Meyer’s pillars are going to be implemented in nine Chicago-area hospitals, thanks to a $3 million grant from the HHS Agency for Healthcare Research and Quality. The grant is one of seven “demonstration grants” the AHRQ awarded as part of its program to evaluate “Patient Safety and Medical Liability” projects. The agency also awarded 13 smaller planning grants.

Calif. malpractice cap: Model or cautionary tale?

Andrew Van Dam

About Andrew Van Dam

Andrew Van Dam of The Wall Street Journal previously worked at the AHCJ offices while earning his master’s degree at the Missouri School of Journalism, and he has blogged for Covering Health ever since.

The San Francisco Chronicle‘s Victoria Colliver reports on how a discussion of a health reform-related push for medical malpractice reform can learn from California’s 34-year old law capping malpractice awards at $250,000.

First, the case against the cap: It’s too small (1975′s $250,000 is equal to about a million of today’s dollars) to make malpractice suits worth a lawyer’s while.
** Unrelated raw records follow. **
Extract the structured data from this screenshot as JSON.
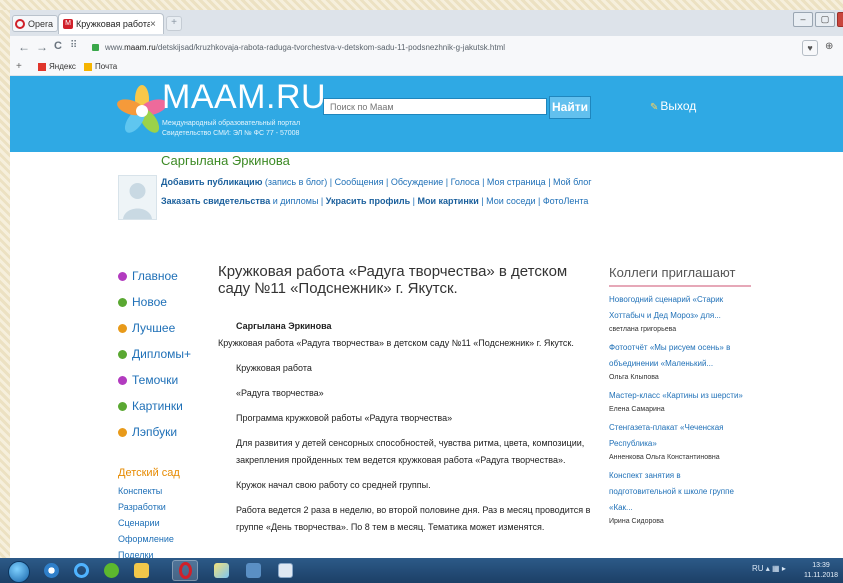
{
  "browser": {
    "menu_label": "Opera",
    "tab_title": "Кружковая работа «Радуг",
    "tab_close": "×",
    "new_tab": "+",
    "window_controls": [
      "–",
      "▢",
      "✕"
    ],
    "nav": [
      "←",
      "→",
      "C",
      "⠿"
    ],
    "url_prefix": "www.",
    "url_domain": "maam.ru",
    "url_path": "/detskijsad/kruzhkovaja-rabota-raduga-tvorchestva-v-detskom-sadu-11-podsnezhnik-g-jakutsk.html",
    "heart": "♥",
    "ext": "⊕"
  },
  "bookmarks": {
    "plus": "+",
    "items": [
      "Яндекс",
      "Почта"
    ]
  },
  "site": {
    "logo": "MAAM.RU",
    "subtitle_1": "Международный образовательный портал",
    "subtitle_2": "Свидетельство СМИ: ЭЛ № ФС 77 - 57008",
    "search_placeholder": "Поиск по Маам",
    "search_button": "Найти",
    "exit_label": "Выход",
    "accent": "#2fa9e4"
  },
  "profile": {
    "name": "Саргылана Эркинова",
    "links_row1": [
      {
        "text": "Добавить публикацию",
        "strong": true
      },
      {
        "text": " (запись в блог) | ",
        "strong": false
      },
      {
        "text": "Сообщения",
        "strong": false
      },
      {
        "text": " | ",
        "strong": false
      },
      {
        "text": "Обсуждение",
        "strong": false
      },
      {
        "text": " | ",
        "strong": false
      },
      {
        "text": "Голоса",
        "strong": false
      },
      {
        "text": " | ",
        "strong": false
      },
      {
        "text": "Моя страница",
        "strong": false
      },
      {
        "text": " | ",
        "strong": false
      },
      {
        "text": "Мой блог",
        "strong": false
      }
    ],
    "links_row2": [
      {
        "text": "Заказать свидетельства",
        "strong": true
      },
      {
        "text": " и дипломы | ",
        "strong": false
      },
      {
        "text": "Украсить профиль",
        "strong": true
      },
      {
        "text": " | ",
        "strong": false
      },
      {
        "text": "Мои картинки",
        "strong": true
      },
      {
        "text": " | ",
        "strong": false
      },
      {
        "text": "Мои соседи",
        "strong": false
      },
      {
        "text": " | ",
        "strong": false
      },
      {
        "text": "ФотоЛента",
        "strong": false
      }
    ]
  },
  "menu": {
    "items": [
      {
        "label": "Главное",
        "color": "#b23bbf"
      },
      {
        "label": "Новое",
        "color": "#5aa832"
      },
      {
        "label": "Лучшее",
        "color": "#e89a1a"
      },
      {
        "label": "Дипломы+",
        "color": "#5aa832"
      },
      {
        "label": "Темочки",
        "color": "#b23bbf"
      },
      {
        "label": "Картинки",
        "color": "#5aa832"
      },
      {
        "label": "Лэпбуки",
        "color": "#e89a1a"
      }
    ],
    "section_head": "Детский сад",
    "sub_items": [
      "Конспекты",
      "Разработки",
      "Сценарии",
      "Оформление",
      "Поделки"
    ]
  },
  "article": {
    "title": "Кружковая работа «Радуга творчества» в детском саду №11 «Подснежник» г. Якутск.",
    "author": "Саргылана Эркинова",
    "lead": "Кружковая работа «Радуга творчества» в детском саду №11 «Подснежник» г. Якутск.",
    "p1": "Кружковая работа",
    "p2": "«Радуга творчества»",
    "p3": "Программа кружковой работы «Радуга творчества»",
    "p4": "Для развития у детей сенсорных способностей, чувства ритма, цвета, композиции, закрепления пройденных тем ведется кружковая работа «Радуга творчества».",
    "p5": "Кружок начал свою работу со средней группы.",
    "p6": "Работа ведется 2 раза в неделю, во второй половине дня. Раз в месяц проводится в группе «День творчества». По 8 тем в месяц. Тематика может изменятся."
  },
  "colleagues": {
    "heading": "Коллеги приглашают",
    "items": [
      {
        "title": "Новогодний сценарий «Старик Хоттабыч и Дед Мороз» для...",
        "author": "светлана григорьева"
      },
      {
        "title": "Фотоотчёт «Мы рисуем осень» в объединении «Маленький...",
        "author": "Ольга Клыпова"
      },
      {
        "title": "Мастер-класс «Картины из шерсти»",
        "author": "Елена Самарина"
      },
      {
        "title": "Стенгазета-плакат «Чеченская Республика»",
        "author": "Анненкова Ольга Константиновна"
      },
      {
        "title": "Конспект занятия в подготовительной к школе группе «Как...",
        "author": "Ирина Сидорова"
      }
    ]
  },
  "taskbar": {
    "tray_lang": "RU",
    "tray_icons": "▴ ▦ ▸",
    "time": "13:39",
    "date": "11.11.2018"
  }
}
Critics object to the fact the $250,000 cap hasn’t been adjusted for inflation in 34 years . They also argue that because the law allows unlimited awards for economic losses, such as lost wages and ongoing medical costs, it discriminates against children and seniors, who have limited earnings if any, as well as against the families of those who died and did not have high medical costs.

“It’s economic suicide for a medical malpractice lawyer in the state of California to undertake too many or any cases that are capped at just 250,000,” said Erik Peterson, a San Francisco medical malpractice attorney who agreed to take on the Volkmuth’s case, even at a loss.
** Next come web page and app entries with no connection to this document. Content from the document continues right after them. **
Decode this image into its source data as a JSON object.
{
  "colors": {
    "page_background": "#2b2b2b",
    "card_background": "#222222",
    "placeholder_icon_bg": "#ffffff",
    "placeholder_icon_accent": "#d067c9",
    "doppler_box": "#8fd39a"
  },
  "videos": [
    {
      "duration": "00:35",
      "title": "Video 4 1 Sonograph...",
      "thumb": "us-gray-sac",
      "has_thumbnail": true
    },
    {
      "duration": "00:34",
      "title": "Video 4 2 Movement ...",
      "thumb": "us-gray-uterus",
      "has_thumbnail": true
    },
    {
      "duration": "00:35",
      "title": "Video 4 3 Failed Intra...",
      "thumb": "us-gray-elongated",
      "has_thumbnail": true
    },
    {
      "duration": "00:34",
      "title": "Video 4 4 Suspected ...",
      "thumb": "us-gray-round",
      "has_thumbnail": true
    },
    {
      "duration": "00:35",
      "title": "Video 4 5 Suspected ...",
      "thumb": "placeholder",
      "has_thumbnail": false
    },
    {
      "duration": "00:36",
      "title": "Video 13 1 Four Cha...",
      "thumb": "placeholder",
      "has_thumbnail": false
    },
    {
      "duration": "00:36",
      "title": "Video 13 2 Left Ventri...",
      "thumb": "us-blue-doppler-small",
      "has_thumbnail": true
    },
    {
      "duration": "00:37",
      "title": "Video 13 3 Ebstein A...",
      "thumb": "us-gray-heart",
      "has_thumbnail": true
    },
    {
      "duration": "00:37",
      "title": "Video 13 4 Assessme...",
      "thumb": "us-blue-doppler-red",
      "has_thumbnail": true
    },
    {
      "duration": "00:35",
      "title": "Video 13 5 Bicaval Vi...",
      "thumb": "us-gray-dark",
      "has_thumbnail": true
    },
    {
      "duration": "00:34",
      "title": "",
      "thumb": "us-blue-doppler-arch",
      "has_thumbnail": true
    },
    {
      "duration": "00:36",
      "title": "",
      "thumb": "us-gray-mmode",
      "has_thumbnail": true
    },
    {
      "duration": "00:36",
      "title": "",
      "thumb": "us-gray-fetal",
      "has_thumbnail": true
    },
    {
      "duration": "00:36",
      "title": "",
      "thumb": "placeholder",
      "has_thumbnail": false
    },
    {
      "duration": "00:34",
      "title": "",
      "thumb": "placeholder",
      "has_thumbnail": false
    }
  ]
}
inflation1 Cap proponents say the law helps keep costs down and to attract physicians to the state.

Supporters say the law has resulted in improved access to care for patients because it has persuaded doctors to stay in California without fear of skyrocketing insurance premiums.

Lisa Maas, executive director of Californians Allied for Patient Protection, pointed to her group’s research, which shows the average annual premium for a specialist in obstetrics and gynecology in Los Angeles was about $90,000 last year, compared to nearly $195,000 a year for the same specialist in Nassau and Suffolk counties of New York, a state without medical malpractice reforms.
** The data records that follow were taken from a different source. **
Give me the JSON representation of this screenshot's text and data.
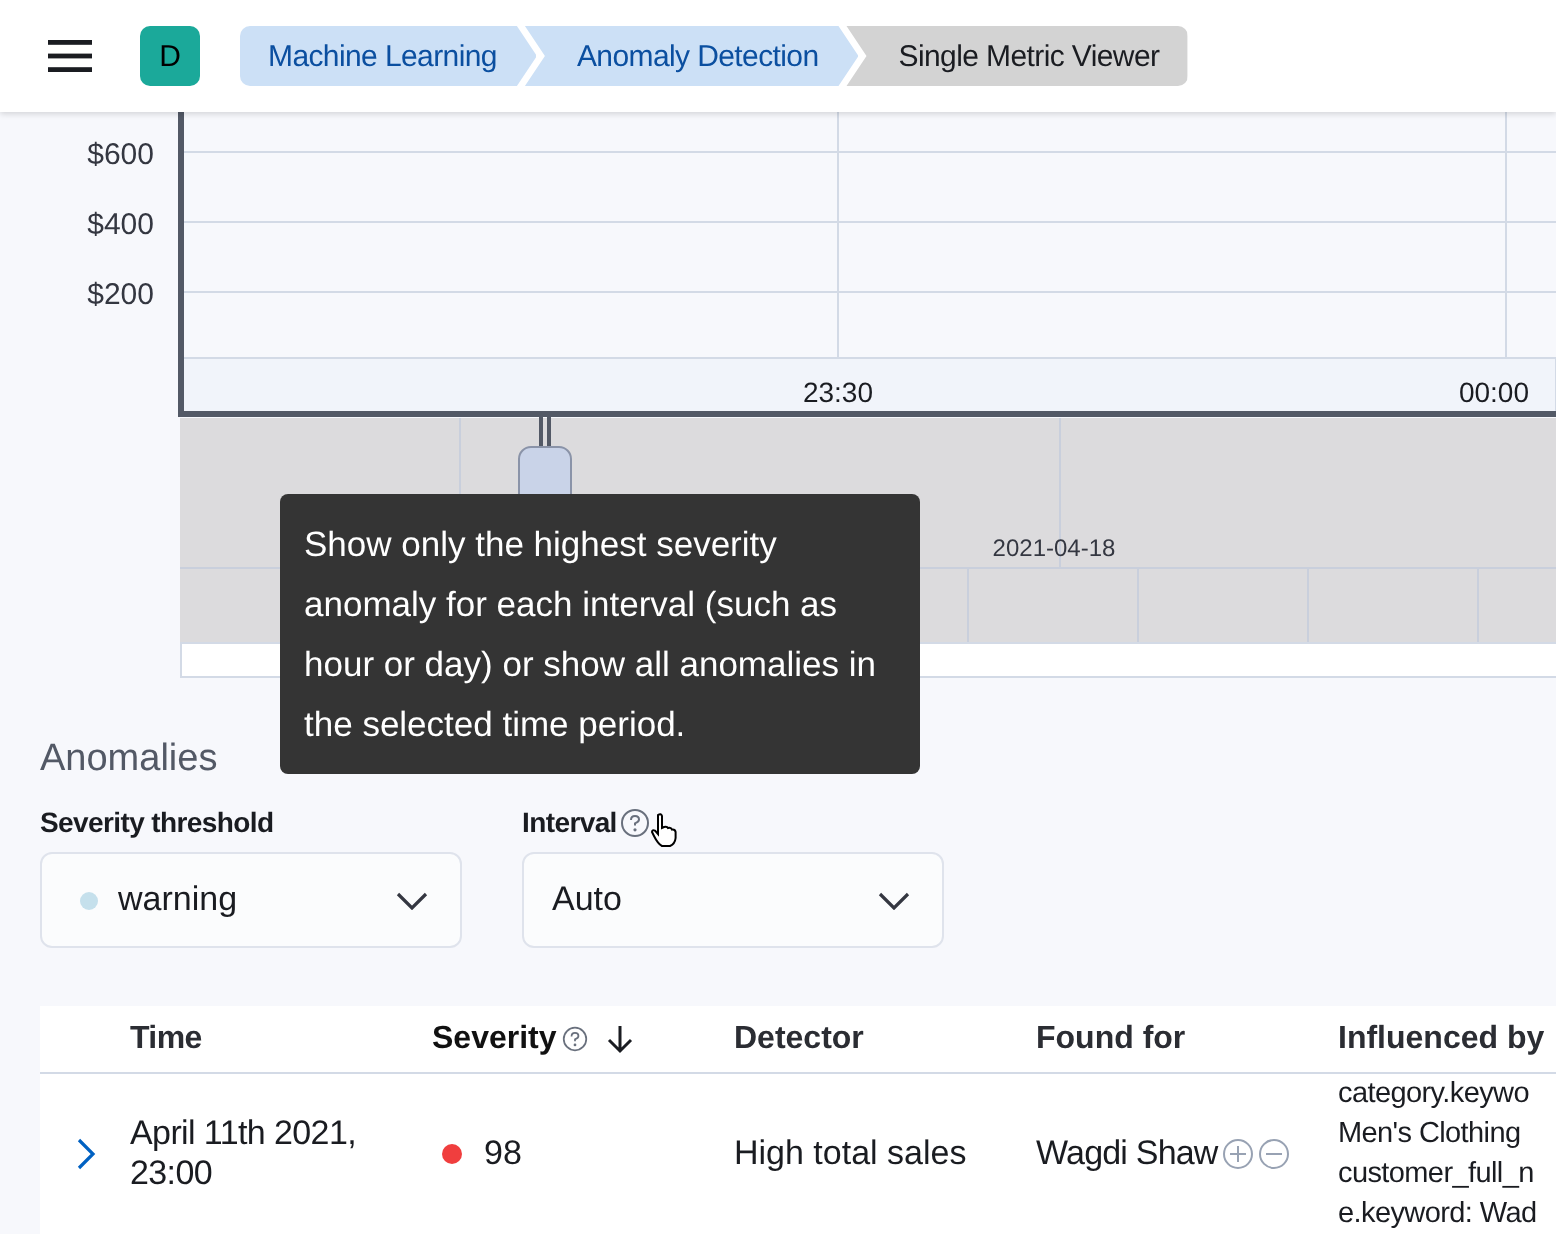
{
  "header": {
    "avatar": "D",
    "breadcrumbs": [
      {
        "label": "Machine Learning",
        "current": false
      },
      {
        "label": "Anomaly Detection",
        "current": false
      },
      {
        "label": "Single Metric Viewer",
        "current": true
      }
    ]
  },
  "chart": {
    "y_labels": [
      "$600",
      "$400",
      "$200"
    ],
    "x_labels": [
      "23:30",
      "00:00"
    ],
    "overview_label": "2021-04-18"
  },
  "tooltip": "Show only the highest severity anomaly for each interval (such as hour or day) or show all anomalies in the selected time period.",
  "anomalies": {
    "title": "Anomalies",
    "severity_threshold": {
      "label": "Severity threshold",
      "value": "warning",
      "color": "#c5e0ec"
    },
    "interval": {
      "label": "Interval",
      "value": "Auto"
    }
  },
  "table": {
    "columns": [
      {
        "label": "Time",
        "help": false,
        "sorted": false
      },
      {
        "label": "Severity",
        "help": true,
        "sorted": true
      },
      {
        "label": "Detector",
        "help": false,
        "sorted": false
      },
      {
        "label": "Found for",
        "help": false,
        "sorted": false
      },
      {
        "label": "Influenced by",
        "help": false,
        "sorted": false
      }
    ],
    "rows": [
      {
        "expanded": false,
        "time": "April 11th 2021, 23:00",
        "severity": "98",
        "color": "#f03e3e",
        "detector": "High total sales",
        "found_for": "Wagdi Shaw",
        "influenced_by": [
          "category.keywo",
          "Men's Clothing",
          "customer_full_n",
          "e.keyword: Wad"
        ]
      }
    ]
  }
}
Malpractice reform joins health system debate

Pia Christensen

About Pia Christensen

Pia Christensen (@AHCJ_Pia) is the managing editor/online services for AHCJ. She manages the content and development of healthjournalism.org, coordinates social media efforts of AHCJ and assists with the editing and production of association guides, programs and newsletters.

Erica Werner of The Associated Press reports that Ezekiel Emanuel, a key adviser on health issues to President Obama and brother of White House chief of staff Rahm Emanuel, offered some hints recently about the role of malpractice lawsuit reform in the debate over changes to the country’s health care system.

Ezekiel Emanuel

Ezekiel Emanuel

At a meeting of the American Medical Association, Ezekiel Emanuel said:

“I’m not going to give you any details because I can’t. I just can tell you I’ve been thinking long and hard about that,” Emanuel, an oncologist and the brother of White House chief of staff Rahm Emanuel, told the doctors when asked about malpractice lawsuit reform. “It hasn’t gone unnoticed. So stay tuned.”

Mary Ann Geier, organizer of Health Camp Philadelphia, posted on Twitter that she wonders what the hidden agenda is and whether it might not be incompatible with true reform. She says it’s something the average person can’t figure out. Reporters, what can you tell us?

Senate Finance Committee Chairman Max Baucus, D-Mont., has proposed developing “alternate litigation models,” similar to proposals offered by Obama and Hillary Clinton.

Sen. Ron Wyden, D-Ore., says malpractice reforms are key to overhauling the health care system.

“I think it’s an essential piece for there to be enduring reform, reform that will stick and will get a significant bipartisan vote in the United States Senate,” Wyden said.

Perhaps Wyden will expand on those comments when he speaks at Health Journalism 2009 on April 17.